Pat Robertson, acknowledging the obvious, endorsed George Bush on Wednesday and said he would drop his own candidacy for the Republican presidential nomination Monday.
President Reagan prepared to make his own formal endorsement of Bush as Democratic front-runner Michael Dukakis celebrated two more big primary victories over Jesse Jackson.Robertson, the former television evangelist, conceded weeks ago that he had no chance to catch Bush. He said Wednesday, after meeting with Bush at the White House, that he wanted to give his supporters a chance to win national convention seats during GOP caucuses this weekend in Arizona and Virginia, then would pull out.
Asked if he would run again in 1992 if Bush loses this fall, Robertson replied, "It's conceivable. It's not a certainty."
Reagan, in a teasing mood, told reporters at the White House - with Bush nearby - "I just have a very brief announcement to make, and that is that I'll have something to say about the campaign tonight." Grinning, he declined to answer questions on the subject.
The president is to announce what everyone already knows at a Republican dinner tonight.
Vice President Bush cruised to barely contested wins in Tuesday's contests in Nebraska and West Virginia. He already has a mathematical lock on the Republican nomination.
But Bush's showing in Nebraska pointed to possible weakness in the fight to come this fall. Sen. Bob Dole of neighboring Kansas, who dropped out of the Republican race almost two months ago, still siphoned off nearly a fourth of the vote.
Even though he has mowed down all his rivals, Bush has made weak showings in some farm states.
With two more wins in his column, Dukakis moved within striking distance of the 2,081 delegates needed to nail the Democratic nomination. According to the latest AP delegate count, Dukakis had 1,581 to Jackson's 942.
In West Virginia, Dukakis captured 254,206 votes, or 79 percent, to Jackson's 45,111 or 14 percent, with 99 percent of the precincts reporting. In Nebraska, Dukakis received 105,542 votes, or 63 percent to Jackson's 43,134 or 26 percent, with 100 percent of the precincts in.
Dukakis won all 37 of the delegates in West Virginia and 18 of the 25 in Nebraska.
Exit polls suggested Dukakis was beginning to make some inroads into Jackson's black support, which has been all but monolithic in contests to date. Only about 4 percent of West Virginia's voters are black, but about a third of them voted for the Massachusetts governor, ABC voter polls on Tuesday indicated.
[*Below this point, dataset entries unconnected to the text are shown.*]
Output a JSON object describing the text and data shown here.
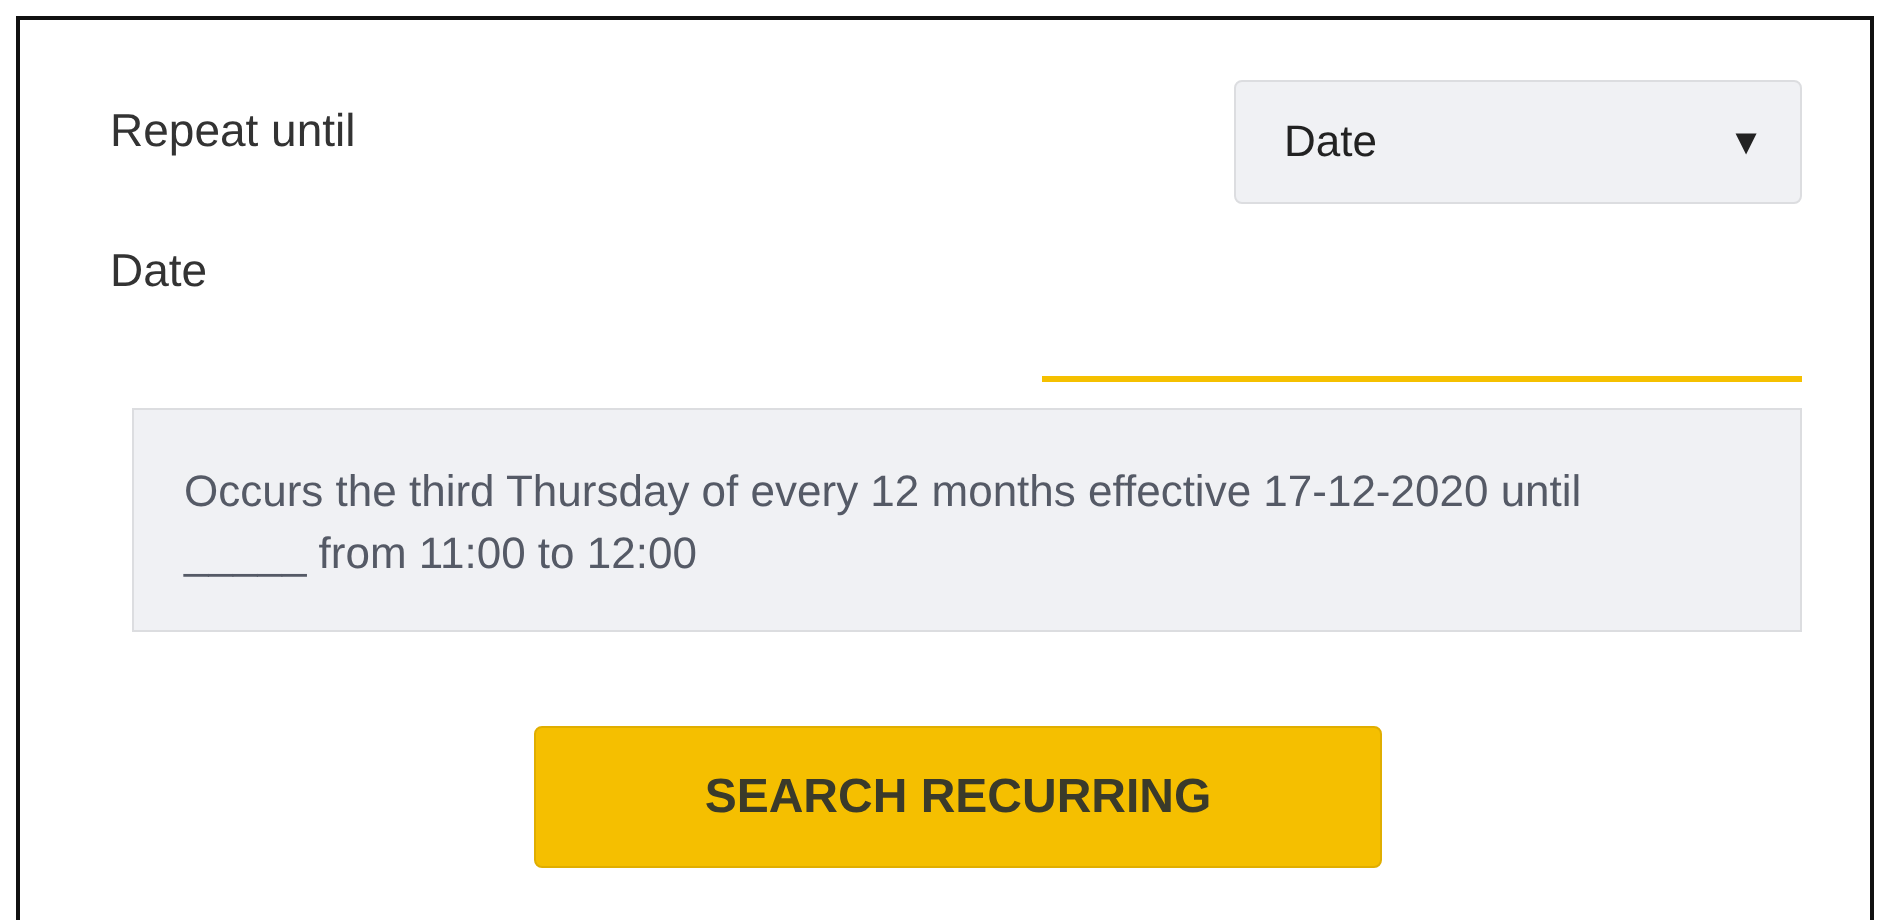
{
  "repeat_until": {
    "label": "Repeat until",
    "select": {
      "value": "Date",
      "caret": "▼"
    }
  },
  "date": {
    "label": "Date"
  },
  "summary": "Occurs the third Thursday of every 12 months effective 17-12-2020 until _____ from 11:00 to 12:00",
  "button": {
    "label": "SEARCH RECURRING"
  }
}
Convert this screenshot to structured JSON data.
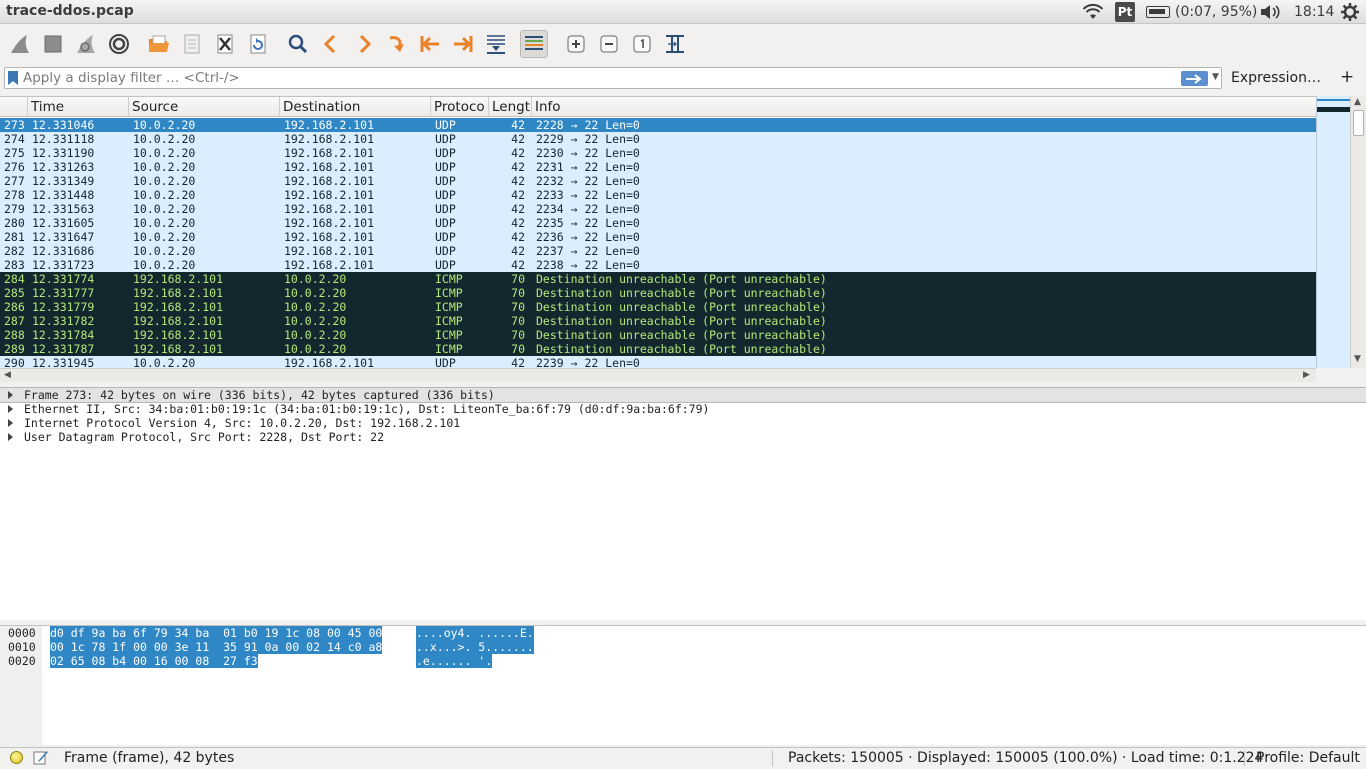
{
  "window": {
    "title": "trace-ddos.pcap"
  },
  "tray": {
    "battery": "(0:07, 95%)",
    "clock": "18:14",
    "keyboard": "Pt"
  },
  "filter": {
    "placeholder": "Apply a display filter … <Ctrl-/>",
    "value": "",
    "expression_label": "Expression…",
    "add_label": "+"
  },
  "columns": [
    "",
    "Time",
    "Source",
    "Destination",
    "Protoco",
    "Lengt",
    "Info"
  ],
  "packets": [
    {
      "no": "273",
      "time": "12.331046",
      "src": "10.0.2.20",
      "dst": "192.168.2.101",
      "proto": "UDP",
      "len": "42",
      "info": "2228 → 22 Len=0",
      "kind": "sel"
    },
    {
      "no": "274",
      "time": "12.331118",
      "src": "10.0.2.20",
      "dst": "192.168.2.101",
      "proto": "UDP",
      "len": "42",
      "info": "2229 → 22 Len=0",
      "kind": "udp"
    },
    {
      "no": "275",
      "time": "12.331190",
      "src": "10.0.2.20",
      "dst": "192.168.2.101",
      "proto": "UDP",
      "len": "42",
      "info": "2230 → 22 Len=0",
      "kind": "udp"
    },
    {
      "no": "276",
      "time": "12.331263",
      "src": "10.0.2.20",
      "dst": "192.168.2.101",
      "proto": "UDP",
      "len": "42",
      "info": "2231 → 22 Len=0",
      "kind": "udp"
    },
    {
      "no": "277",
      "time": "12.331349",
      "src": "10.0.2.20",
      "dst": "192.168.2.101",
      "proto": "UDP",
      "len": "42",
      "info": "2232 → 22 Len=0",
      "kind": "udp"
    },
    {
      "no": "278",
      "time": "12.331448",
      "src": "10.0.2.20",
      "dst": "192.168.2.101",
      "proto": "UDP",
      "len": "42",
      "info": "2233 → 22 Len=0",
      "kind": "udp"
    },
    {
      "no": "279",
      "time": "12.331563",
      "src": "10.0.2.20",
      "dst": "192.168.2.101",
      "proto": "UDP",
      "len": "42",
      "info": "2234 → 22 Len=0",
      "kind": "udp"
    },
    {
      "no": "280",
      "time": "12.331605",
      "src": "10.0.2.20",
      "dst": "192.168.2.101",
      "proto": "UDP",
      "len": "42",
      "info": "2235 → 22 Len=0",
      "kind": "udp"
    },
    {
      "no": "281",
      "time": "12.331647",
      "src": "10.0.2.20",
      "dst": "192.168.2.101",
      "proto": "UDP",
      "len": "42",
      "info": "2236 → 22 Len=0",
      "kind": "udp"
    },
    {
      "no": "282",
      "time": "12.331686",
      "src": "10.0.2.20",
      "dst": "192.168.2.101",
      "proto": "UDP",
      "len": "42",
      "info": "2237 → 22 Len=0",
      "kind": "udp"
    },
    {
      "no": "283",
      "time": "12.331723",
      "src": "10.0.2.20",
      "dst": "192.168.2.101",
      "proto": "UDP",
      "len": "42",
      "info": "2238 → 22 Len=0",
      "kind": "udp"
    },
    {
      "no": "284",
      "time": "12.331774",
      "src": "192.168.2.101",
      "dst": "10.0.2.20",
      "proto": "ICMP",
      "len": "70",
      "info": "Destination unreachable (Port unreachable)",
      "kind": "icmp"
    },
    {
      "no": "285",
      "time": "12.331777",
      "src": "192.168.2.101",
      "dst": "10.0.2.20",
      "proto": "ICMP",
      "len": "70",
      "info": "Destination unreachable (Port unreachable)",
      "kind": "icmp"
    },
    {
      "no": "286",
      "time": "12.331779",
      "src": "192.168.2.101",
      "dst": "10.0.2.20",
      "proto": "ICMP",
      "len": "70",
      "info": "Destination unreachable (Port unreachable)",
      "kind": "icmp"
    },
    {
      "no": "287",
      "time": "12.331782",
      "src": "192.168.2.101",
      "dst": "10.0.2.20",
      "proto": "ICMP",
      "len": "70",
      "info": "Destination unreachable (Port unreachable)",
      "kind": "icmp"
    },
    {
      "no": "288",
      "time": "12.331784",
      "src": "192.168.2.101",
      "dst": "10.0.2.20",
      "proto": "ICMP",
      "len": "70",
      "info": "Destination unreachable (Port unreachable)",
      "kind": "icmp"
    },
    {
      "no": "289",
      "time": "12.331787",
      "src": "192.168.2.101",
      "dst": "10.0.2.20",
      "proto": "ICMP",
      "len": "70",
      "info": "Destination unreachable (Port unreachable)",
      "kind": "icmp"
    },
    {
      "no": "290",
      "time": "12.331945",
      "src": "10.0.2.20",
      "dst": "192.168.2.101",
      "proto": "UDP",
      "len": "42",
      "info": "2239 → 22 Len=0",
      "kind": "udp"
    }
  ],
  "details": [
    "Frame 273: 42 bytes on wire (336 bits), 42 bytes captured (336 bits)",
    "Ethernet II, Src: 34:ba:01:b0:19:1c (34:ba:01:b0:19:1c), Dst: LiteonTe_ba:6f:79 (d0:df:9a:ba:6f:79)",
    "Internet Protocol Version 4, Src: 10.0.2.20, Dst: 192.168.2.101",
    "User Datagram Protocol, Src Port: 2228, Dst Port: 22"
  ],
  "bytes": [
    {
      "offset": "0000",
      "hex": "d0 df 9a ba 6f 79 34 ba  01 b0 19 1c 08 00 45 00",
      "ascii": "....oy4. ......E."
    },
    {
      "offset": "0010",
      "hex": "00 1c 78 1f 00 00 3e 11  35 91 0a 00 02 14 c0 a8",
      "ascii": "..x...>. 5......."
    },
    {
      "offset": "0020",
      "hex": "02 65 08 b4 00 16 00 08  27 f3",
      "ascii": ".e...... '."
    }
  ],
  "status": {
    "frame": "Frame (frame), 42 bytes",
    "packets": "Packets: 150005 · Displayed: 150005 (100.0%) · Load time: 0:1.224",
    "profile": "Profile: Default"
  },
  "colors": {
    "selected": "#3087c6",
    "udp_bg": "#daeeff",
    "icmp_bg": "#12272e",
    "icmp_fg": "#b6e878"
  }
}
But Jackson won 24 percent of the white vote in Nebraska, one of his best showings of the primary season among white voters, according to ABC.